President-elect Donald Trump, who faced fierce opposition from some Silicon Valley leaders during the election campaign, strove to assure the titans of tech on Wednesday that his administration is “here to help you folks do well.”
Trump, still savoring his election victory, convened a summit at Trump Tower for nearly a dozen tech leaders, whose industry largely supported Democratic nominee Hillary Clinton. Many in the industry are worried that Trump will stifle innovation, curb the hiring of computer-savvy immigrants and infringe on consumers’ digital privacy.

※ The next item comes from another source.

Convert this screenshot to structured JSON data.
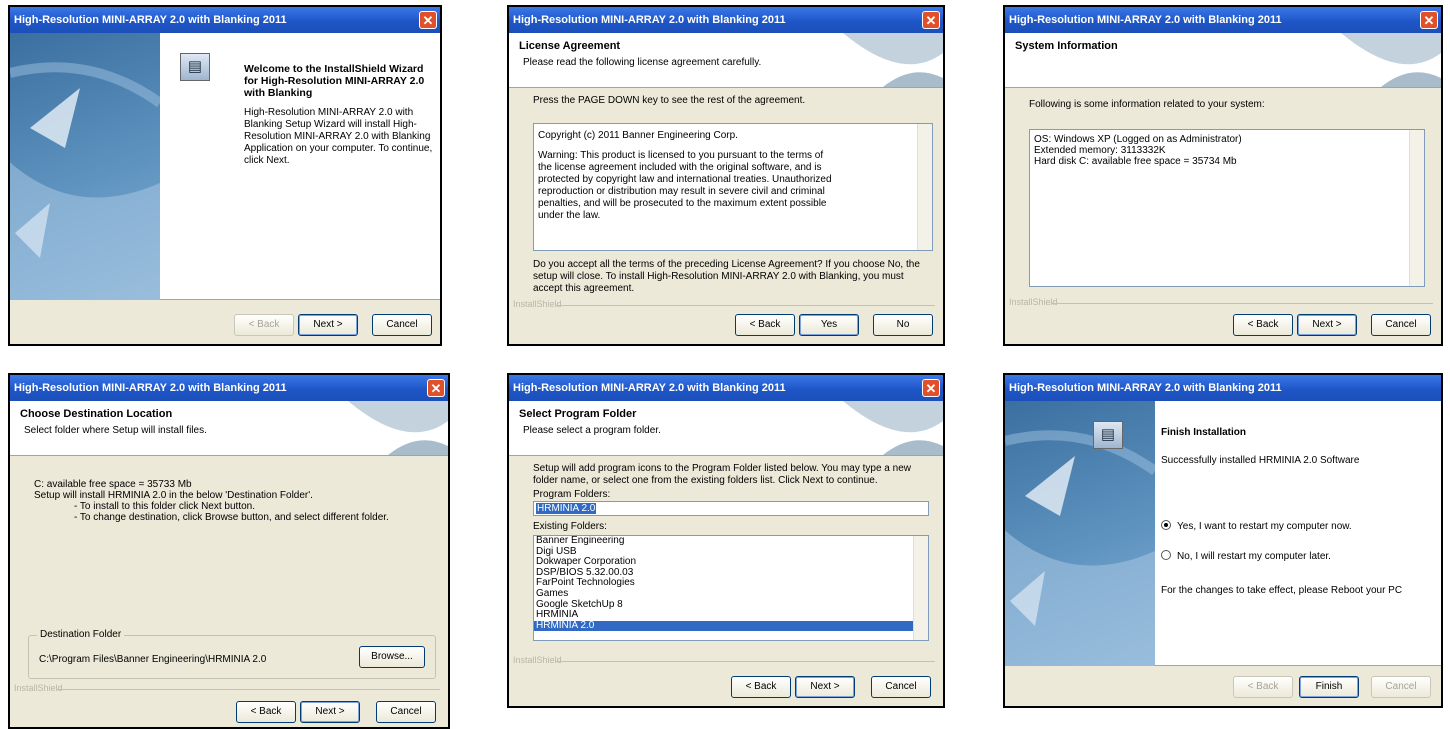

He immediately tried to allay those fears.
“We want you to keep going with the incredible innovation. Anything we can do to help this go on, we will be there for you,” Trump said. “You’ll call my people, you’ll call me. We have no formal chain of command around here.”
The CEOs who filled the table in Trump’s 25th floor conference room included Apple’s Tim Cook, Alphabet’s Larry Page, Google’s Eric Schmidt, Microsoft’s Satya Nadella, Amazon’s Jeff Bezos, Tesla’s Elon Musk, IBM’s Ginni Rometty, Oracle’s Safra Catz and Cisco Systems’ Chuck Robbins. Facebook’s chief operating officer, Sheryl Sandberg, attended instead of its CEO, Mark Zuckerberg, who is one of many tech executives who have expressed misgivings about Trump’s pledge to deport millions of immigrants who are in the country illegally.
Reporters were allowed to witness only the first moments of the meeting. Bezos, who is also owner of The Washington Post, which has been a frequent target of Trump complaints about campaign coverage, said he was “super excited about the possibility of innovation,” a comment echoed by several other participants.
No industry was more open in its contempt for Trump during the campaign. In an open letter published in July, more than 140 technology executives, entrepreneurs and venture capitalists skewered him as a “disaster for innovation.”
Separately on Wednesday, Trump officially announced his selection of former Texas Gov. Rick Perry as his secretary of energy.
Perry’s close relations with energy executives and his long-time dependence on them for political contributions likely signal an abrupt change of course at the Energy Department. He is expected to welcome the four-state Dakota Access Pipeline — which has become the center of fierce protests — and set an open-door policy for oil industry interests.
While Trump remained in his Manhattan skyscraper Wednesday, he was hitting the road Thursday for the latest stop in his “thank you” tour, this time in Hershey, Pennsylvania. The tour, which is designed to salute supporters in states that helped him win the White House, will continue Friday in Orlando, Florida, before wrapping up Saturday at a Mobile, Alabama, football stadium, which was the site of the biggest rally of his campaign.